** Your goal **
Pull every line from the records that has the word "data" in it.

::: Information provided

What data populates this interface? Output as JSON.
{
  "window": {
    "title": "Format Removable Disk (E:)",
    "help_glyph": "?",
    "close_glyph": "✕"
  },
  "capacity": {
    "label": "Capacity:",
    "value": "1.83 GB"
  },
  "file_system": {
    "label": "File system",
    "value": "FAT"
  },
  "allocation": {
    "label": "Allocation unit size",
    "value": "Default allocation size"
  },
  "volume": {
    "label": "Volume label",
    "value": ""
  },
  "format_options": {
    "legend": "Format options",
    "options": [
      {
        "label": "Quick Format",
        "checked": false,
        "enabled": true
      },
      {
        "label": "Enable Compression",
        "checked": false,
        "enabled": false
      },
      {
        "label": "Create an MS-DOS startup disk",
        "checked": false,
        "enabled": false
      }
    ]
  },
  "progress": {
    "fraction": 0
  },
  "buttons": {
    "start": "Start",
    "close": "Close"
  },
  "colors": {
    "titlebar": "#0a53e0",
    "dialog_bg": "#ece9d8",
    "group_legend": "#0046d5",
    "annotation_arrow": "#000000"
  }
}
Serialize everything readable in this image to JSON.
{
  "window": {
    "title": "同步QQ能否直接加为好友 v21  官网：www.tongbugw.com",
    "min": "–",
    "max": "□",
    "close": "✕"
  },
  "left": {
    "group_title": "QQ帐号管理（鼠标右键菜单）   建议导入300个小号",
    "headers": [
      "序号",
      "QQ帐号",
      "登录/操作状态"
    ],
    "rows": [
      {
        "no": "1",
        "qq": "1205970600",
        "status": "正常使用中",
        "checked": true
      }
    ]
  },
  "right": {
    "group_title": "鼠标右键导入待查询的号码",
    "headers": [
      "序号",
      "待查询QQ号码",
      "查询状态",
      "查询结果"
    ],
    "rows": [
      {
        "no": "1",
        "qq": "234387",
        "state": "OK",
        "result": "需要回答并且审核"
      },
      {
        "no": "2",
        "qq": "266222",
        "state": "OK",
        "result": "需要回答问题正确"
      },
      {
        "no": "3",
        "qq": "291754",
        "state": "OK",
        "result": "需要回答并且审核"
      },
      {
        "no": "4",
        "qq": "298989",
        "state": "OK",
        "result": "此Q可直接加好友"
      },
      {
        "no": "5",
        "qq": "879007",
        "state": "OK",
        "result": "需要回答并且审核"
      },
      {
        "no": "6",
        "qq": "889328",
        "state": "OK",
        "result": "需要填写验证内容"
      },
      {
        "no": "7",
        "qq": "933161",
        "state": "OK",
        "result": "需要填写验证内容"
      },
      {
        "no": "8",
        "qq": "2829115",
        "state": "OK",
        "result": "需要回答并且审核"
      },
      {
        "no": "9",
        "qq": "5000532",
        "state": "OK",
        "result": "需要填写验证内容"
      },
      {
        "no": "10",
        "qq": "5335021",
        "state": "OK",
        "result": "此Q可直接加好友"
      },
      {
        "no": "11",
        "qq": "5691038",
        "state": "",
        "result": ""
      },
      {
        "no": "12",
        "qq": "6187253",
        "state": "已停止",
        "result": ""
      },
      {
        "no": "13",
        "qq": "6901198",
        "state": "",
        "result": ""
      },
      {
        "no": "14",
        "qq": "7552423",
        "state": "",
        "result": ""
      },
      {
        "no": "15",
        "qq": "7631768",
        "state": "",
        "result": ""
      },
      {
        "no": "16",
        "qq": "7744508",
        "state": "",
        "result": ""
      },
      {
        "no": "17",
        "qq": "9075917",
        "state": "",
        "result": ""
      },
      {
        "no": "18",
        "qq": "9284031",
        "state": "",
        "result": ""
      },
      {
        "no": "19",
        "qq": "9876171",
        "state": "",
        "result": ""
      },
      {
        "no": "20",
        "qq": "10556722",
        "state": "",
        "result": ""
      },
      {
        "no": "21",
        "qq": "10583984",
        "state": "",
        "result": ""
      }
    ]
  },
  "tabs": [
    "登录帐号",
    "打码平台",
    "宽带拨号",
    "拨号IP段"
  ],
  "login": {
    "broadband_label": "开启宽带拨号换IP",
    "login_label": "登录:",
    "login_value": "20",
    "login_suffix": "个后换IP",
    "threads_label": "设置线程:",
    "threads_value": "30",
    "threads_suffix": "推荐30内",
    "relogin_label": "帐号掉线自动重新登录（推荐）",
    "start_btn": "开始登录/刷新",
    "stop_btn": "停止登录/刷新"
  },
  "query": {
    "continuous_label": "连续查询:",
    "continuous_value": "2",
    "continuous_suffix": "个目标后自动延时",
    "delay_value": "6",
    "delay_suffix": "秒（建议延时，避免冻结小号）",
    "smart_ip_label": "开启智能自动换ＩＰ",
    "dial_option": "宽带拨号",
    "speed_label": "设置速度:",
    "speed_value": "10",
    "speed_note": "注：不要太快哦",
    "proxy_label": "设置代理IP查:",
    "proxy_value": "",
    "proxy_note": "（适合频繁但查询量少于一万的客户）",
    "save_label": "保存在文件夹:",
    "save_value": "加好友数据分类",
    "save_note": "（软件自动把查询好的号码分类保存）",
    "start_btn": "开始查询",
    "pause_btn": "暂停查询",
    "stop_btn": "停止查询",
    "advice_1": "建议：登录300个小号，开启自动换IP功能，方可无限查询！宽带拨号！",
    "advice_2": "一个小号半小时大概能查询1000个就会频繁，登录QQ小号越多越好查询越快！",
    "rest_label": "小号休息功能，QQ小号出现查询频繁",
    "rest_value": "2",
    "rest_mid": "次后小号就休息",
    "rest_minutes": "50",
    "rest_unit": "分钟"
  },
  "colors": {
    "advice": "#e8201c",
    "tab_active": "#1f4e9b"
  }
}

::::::
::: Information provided

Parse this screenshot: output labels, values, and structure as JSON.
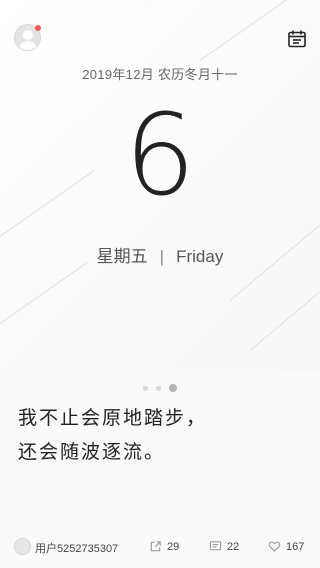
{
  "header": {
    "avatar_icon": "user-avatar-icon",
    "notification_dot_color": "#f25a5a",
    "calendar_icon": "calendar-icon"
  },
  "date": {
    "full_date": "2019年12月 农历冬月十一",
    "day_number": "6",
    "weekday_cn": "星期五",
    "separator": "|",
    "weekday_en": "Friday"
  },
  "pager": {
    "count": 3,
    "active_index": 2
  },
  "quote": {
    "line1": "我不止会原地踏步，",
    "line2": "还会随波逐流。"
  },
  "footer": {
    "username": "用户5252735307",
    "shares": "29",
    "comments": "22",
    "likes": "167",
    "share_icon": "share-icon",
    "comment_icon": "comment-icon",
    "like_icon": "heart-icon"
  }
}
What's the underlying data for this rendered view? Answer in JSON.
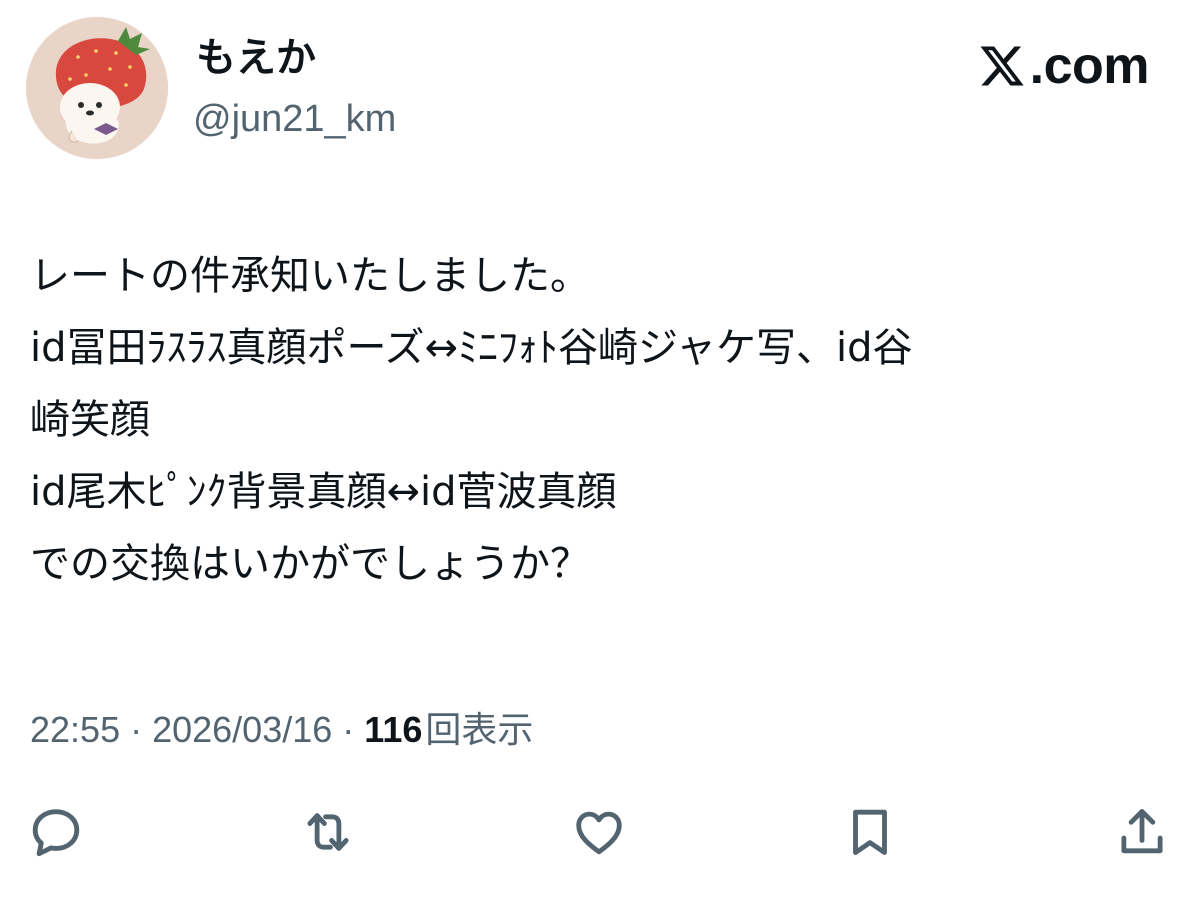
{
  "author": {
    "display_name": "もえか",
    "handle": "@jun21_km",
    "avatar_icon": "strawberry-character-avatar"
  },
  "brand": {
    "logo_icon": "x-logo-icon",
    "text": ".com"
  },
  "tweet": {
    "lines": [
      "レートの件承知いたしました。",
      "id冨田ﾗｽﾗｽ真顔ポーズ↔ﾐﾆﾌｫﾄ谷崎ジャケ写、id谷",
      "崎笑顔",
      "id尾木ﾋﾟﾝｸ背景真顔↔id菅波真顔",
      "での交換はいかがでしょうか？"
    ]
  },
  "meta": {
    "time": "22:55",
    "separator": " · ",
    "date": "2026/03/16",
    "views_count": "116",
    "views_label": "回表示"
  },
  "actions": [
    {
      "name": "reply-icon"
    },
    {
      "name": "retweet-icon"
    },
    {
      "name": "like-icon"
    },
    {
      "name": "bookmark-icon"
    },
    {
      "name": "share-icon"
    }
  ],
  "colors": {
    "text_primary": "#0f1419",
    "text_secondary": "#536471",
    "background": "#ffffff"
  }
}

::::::
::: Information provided

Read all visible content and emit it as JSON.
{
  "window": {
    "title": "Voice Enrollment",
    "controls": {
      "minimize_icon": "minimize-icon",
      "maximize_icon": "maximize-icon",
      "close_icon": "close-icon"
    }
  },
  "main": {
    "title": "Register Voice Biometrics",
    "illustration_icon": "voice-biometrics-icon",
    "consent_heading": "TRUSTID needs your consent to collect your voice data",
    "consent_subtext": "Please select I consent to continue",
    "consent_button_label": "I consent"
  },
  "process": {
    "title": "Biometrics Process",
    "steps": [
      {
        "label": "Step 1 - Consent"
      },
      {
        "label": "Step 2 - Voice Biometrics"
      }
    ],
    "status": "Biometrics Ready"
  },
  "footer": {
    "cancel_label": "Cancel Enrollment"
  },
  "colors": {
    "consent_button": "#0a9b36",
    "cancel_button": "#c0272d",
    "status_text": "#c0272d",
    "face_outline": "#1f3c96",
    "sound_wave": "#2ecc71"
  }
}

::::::

** Answer box **
What data populates this interface? Output as JSON.
What's the underlying data for this rendered view? Answer in JSON.
    "consent_heading": "TRUSTID needs your consent to collect your voice data",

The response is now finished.